Indonesia has long prided itself
on its remarkably cohesive identity as a nation comprised of many different
ethnic groups. But lately this sense of unity has been showing dangerous signs
of fatigue. The reason: Rising violence involving people resettled from the
overcrowded regions of Java and Bali to other islands in this vast archipelagic
conflict, a deadly
clash in the southern Sumatra province of
Lampung last weekend, was particularly disturbing because it happened in one of
the oldest of these settlement areas, where one would assume that second or
third-generation migrants from Bali would have better integrated with the
Lampung natives ran amok, attacking the migrants, razed their houses, and
chased them out of the area. Police said 14 people were killed, with casualties
on both sides. Some of the bodies were found inside their houses, others on
their farms. Nearly 2,000 people, mostly the elderly, women, and children from
among the Bali migrants, have been moved to makeshift shelters.
"Amok" is actually one of the few Malaysian contributions to
the English lexicon (along with "orangutan" and "ganja"). While the term has
wider uses today, it aptly describes what happened between the peoples in the
neighboring villages of Agom and Balinuraga during the past weekend: They
literally went on a "murderous frenzy," which is the original definition of the
word "amok," allegedly referring to a specific character trait of the Malay,
the dominant ethnic group in Indonesia.
The issue of
national unity has been a great concern for Indonesian leaders since the
republic was founded in 1945, binding together diverse ethnicities, cultures,
traditions, and religions. During the years of President Suharto (1967-1998),
unity was ensured by a heavy-handed military presence. Since then, as Indonesia
struggles to become a democratic and rule-based nation, there are signs that
this unity, too, is running amok.
pressures are not helping. Besides the rising population -- now reaching 240
million -- Indonesia also has uneven wealth distribution. The
state-sponsored inner-migration program dates back to the Dutch colonial era in
the early 20th century, but it continued long after Indonesia became an
independent nation. Javanese and Balinese settlers were sent to occupy cleared
land in Sumatra, the nearest and perhaps most fertile region next to their
original homes. Later settlers were sent to other islands such as Borneo,
Sulawesi, and Papua.
was not without challenges. One major problem has been assimilating or
integrating peoples of vastly different cultures and traditions. Tensions with
local inhabitants were inevitable: Generous government support for the settlers
became a source of envy for the locals, and the more enterprising migrant
groups also came to dominate local trade. As they settled on compounds set up
specifically for them, the migrants retained their customs, traditions, and
practices -- and thus their distinct cultural identities.
there is also the explosive issue of religion: The Balinese migrants are Hindu,
and the natives are Muslim. While the clashes have not amounted to a religious

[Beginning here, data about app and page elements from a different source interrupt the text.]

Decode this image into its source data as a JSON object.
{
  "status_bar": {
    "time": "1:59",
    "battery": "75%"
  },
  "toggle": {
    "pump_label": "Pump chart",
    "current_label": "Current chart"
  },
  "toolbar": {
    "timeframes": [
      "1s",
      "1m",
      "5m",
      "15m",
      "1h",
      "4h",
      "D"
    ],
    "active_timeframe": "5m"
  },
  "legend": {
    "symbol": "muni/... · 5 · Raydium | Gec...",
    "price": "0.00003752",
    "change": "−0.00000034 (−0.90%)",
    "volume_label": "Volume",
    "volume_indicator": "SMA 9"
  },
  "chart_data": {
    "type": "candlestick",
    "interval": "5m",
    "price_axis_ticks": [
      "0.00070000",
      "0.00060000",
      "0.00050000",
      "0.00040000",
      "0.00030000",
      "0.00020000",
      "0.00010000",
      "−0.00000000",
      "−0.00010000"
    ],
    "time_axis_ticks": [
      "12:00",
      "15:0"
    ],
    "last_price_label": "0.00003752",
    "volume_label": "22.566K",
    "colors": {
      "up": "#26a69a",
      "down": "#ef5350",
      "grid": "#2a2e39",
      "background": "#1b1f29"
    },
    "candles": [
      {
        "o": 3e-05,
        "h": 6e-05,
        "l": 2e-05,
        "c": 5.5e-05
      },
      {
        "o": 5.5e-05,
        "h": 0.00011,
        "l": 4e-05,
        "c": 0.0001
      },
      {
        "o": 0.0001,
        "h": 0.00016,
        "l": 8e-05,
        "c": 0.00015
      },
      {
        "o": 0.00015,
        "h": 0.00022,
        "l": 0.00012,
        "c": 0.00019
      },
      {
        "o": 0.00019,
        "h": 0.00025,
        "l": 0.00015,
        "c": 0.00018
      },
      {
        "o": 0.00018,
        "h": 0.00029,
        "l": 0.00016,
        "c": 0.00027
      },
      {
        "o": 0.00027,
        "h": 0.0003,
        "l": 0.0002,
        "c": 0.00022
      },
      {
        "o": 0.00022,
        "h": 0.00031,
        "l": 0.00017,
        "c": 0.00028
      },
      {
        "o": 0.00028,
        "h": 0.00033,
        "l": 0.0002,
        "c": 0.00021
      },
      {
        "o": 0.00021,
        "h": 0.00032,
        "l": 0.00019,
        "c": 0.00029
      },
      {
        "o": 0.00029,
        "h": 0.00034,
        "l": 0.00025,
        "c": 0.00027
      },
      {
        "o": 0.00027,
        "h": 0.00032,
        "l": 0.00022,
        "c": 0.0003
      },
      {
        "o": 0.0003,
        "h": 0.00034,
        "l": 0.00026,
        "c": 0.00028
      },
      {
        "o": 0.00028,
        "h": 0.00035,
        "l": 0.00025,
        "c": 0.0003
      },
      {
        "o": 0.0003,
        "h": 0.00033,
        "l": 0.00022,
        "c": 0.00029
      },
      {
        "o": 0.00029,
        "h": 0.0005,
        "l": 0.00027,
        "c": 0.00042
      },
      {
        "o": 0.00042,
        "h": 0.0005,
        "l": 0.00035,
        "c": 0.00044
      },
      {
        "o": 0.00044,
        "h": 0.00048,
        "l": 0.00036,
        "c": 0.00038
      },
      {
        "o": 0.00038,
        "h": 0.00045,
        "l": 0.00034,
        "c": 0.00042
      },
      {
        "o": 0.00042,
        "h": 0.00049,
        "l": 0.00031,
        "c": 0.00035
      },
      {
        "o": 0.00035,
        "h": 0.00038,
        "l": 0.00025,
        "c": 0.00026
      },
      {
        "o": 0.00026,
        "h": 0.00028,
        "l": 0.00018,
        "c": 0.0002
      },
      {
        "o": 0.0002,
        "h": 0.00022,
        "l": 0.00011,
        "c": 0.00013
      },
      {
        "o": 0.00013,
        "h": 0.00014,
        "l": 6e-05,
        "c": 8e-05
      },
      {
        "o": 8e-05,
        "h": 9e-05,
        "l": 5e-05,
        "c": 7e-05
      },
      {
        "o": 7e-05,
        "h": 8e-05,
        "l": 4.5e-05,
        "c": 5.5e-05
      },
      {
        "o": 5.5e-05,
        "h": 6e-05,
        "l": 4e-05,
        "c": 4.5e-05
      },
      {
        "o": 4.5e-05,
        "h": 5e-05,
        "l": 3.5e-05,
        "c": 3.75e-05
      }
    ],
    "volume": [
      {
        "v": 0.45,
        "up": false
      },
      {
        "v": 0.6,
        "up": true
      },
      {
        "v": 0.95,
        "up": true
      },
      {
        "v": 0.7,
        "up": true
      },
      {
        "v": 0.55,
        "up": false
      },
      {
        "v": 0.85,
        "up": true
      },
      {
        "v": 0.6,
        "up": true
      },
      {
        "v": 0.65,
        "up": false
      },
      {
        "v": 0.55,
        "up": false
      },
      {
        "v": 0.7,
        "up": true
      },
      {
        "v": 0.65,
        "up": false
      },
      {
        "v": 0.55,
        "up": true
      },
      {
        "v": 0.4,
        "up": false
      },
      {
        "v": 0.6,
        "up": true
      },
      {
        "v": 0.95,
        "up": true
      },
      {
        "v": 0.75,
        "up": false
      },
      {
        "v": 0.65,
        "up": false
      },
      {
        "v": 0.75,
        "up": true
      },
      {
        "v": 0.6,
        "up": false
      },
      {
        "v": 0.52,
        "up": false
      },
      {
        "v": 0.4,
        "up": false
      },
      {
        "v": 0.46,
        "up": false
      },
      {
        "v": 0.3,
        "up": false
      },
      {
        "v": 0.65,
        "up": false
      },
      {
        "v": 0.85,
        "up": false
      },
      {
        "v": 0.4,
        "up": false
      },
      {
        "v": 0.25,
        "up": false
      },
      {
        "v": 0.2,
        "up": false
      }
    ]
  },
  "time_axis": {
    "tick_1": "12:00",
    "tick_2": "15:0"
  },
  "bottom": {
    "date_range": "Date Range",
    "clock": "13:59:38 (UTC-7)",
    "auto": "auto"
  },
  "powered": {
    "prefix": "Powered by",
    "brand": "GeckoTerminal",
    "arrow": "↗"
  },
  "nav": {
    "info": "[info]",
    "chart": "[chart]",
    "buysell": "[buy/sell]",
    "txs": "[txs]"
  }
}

war, their respective religions became a visible part of their identity.
last week were not an isolated case, as there have been similar conflicts
between migrants and locals in Aceh in the northern tip of Sumatra, and in
Papua. Tensions in Lampung have been brewing as both sides have felt an intense
economic rivalry over recent years. When reports circulated that two Lampung
women were harassed by Bali migrant men, the immediate reprisals were deadly.
government has spared no effort to quell the clashes, deploying 2,000 police
and troops to maintain order and keep the villagers apart. They are likely to
stay there awhile.
The governor of Bali had been
flown in to help pacify the restless Bali migrants. It will be a while before
life returns to normal for both communities, if ever. The Lampung natives have
said they would only sign a peace pact if the Bali villagers were resettled to far-away
Failure to resolve this
problem would set a bad precedent for other areas where migrants and locals are
also locked in fierce economic competition. In
Papua, the natives still adhere to a
traditional lifestyle and have little chance of surviving the economic
competition with the growing number of migrants unless the government
Lampung clash erupted on October 28, while the nation was commemorating the
Youth Oath, when in 1928, young men and women from all corners of the
archipelago converged in Jakarta, in defiance of the Dutch administration, and
pledged to work towards "One Nation, One Country and One Language: Indonesia."
The oath became a rallying cry for nationhood that culminated with the
declaration of an independent and united Indonesia in 1945.
Such a pledge
of unity is important for a nation made up of diverse ethnicities and
religions. The growing frequency of clashes between the different peoples,
particularly in the settlement areas, means the unity pledge must be sent back
to the drawing board. Indonesia still has to figure out how to build a
democratic nation out of this collection of diverse peoples.
Photo by STR/AFP/Getty Images